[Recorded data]

=====

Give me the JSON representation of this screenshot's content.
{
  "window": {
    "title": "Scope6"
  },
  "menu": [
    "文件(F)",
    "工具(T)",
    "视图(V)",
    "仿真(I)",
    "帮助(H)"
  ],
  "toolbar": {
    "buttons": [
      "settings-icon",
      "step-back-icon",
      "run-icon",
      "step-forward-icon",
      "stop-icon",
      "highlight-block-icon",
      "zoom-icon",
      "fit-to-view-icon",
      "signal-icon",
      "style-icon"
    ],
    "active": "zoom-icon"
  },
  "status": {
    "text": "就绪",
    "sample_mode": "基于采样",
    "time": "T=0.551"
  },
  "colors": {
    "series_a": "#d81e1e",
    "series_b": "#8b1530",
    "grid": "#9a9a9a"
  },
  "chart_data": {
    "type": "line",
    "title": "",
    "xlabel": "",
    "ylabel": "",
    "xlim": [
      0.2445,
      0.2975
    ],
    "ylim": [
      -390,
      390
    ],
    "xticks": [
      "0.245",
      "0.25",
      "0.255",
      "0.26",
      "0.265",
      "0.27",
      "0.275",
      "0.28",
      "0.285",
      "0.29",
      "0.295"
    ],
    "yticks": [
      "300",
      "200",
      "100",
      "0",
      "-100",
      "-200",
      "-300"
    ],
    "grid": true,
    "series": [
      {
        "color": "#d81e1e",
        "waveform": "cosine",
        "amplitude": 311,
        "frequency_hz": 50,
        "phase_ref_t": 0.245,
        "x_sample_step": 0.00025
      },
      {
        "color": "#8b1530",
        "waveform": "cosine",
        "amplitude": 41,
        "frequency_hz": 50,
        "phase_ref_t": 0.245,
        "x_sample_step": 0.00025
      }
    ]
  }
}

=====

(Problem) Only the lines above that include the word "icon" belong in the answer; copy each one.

(Solution for this problem)
      "settings-icon",
      "step-back-icon",
      "run-icon",
      "step-forward-icon",
      "stop-icon",
      "highlight-block-icon",
      "zoom-icon",
      "fit-to-view-icon",
      "signal-icon",
      "style-icon"
    "active": "zoom-icon"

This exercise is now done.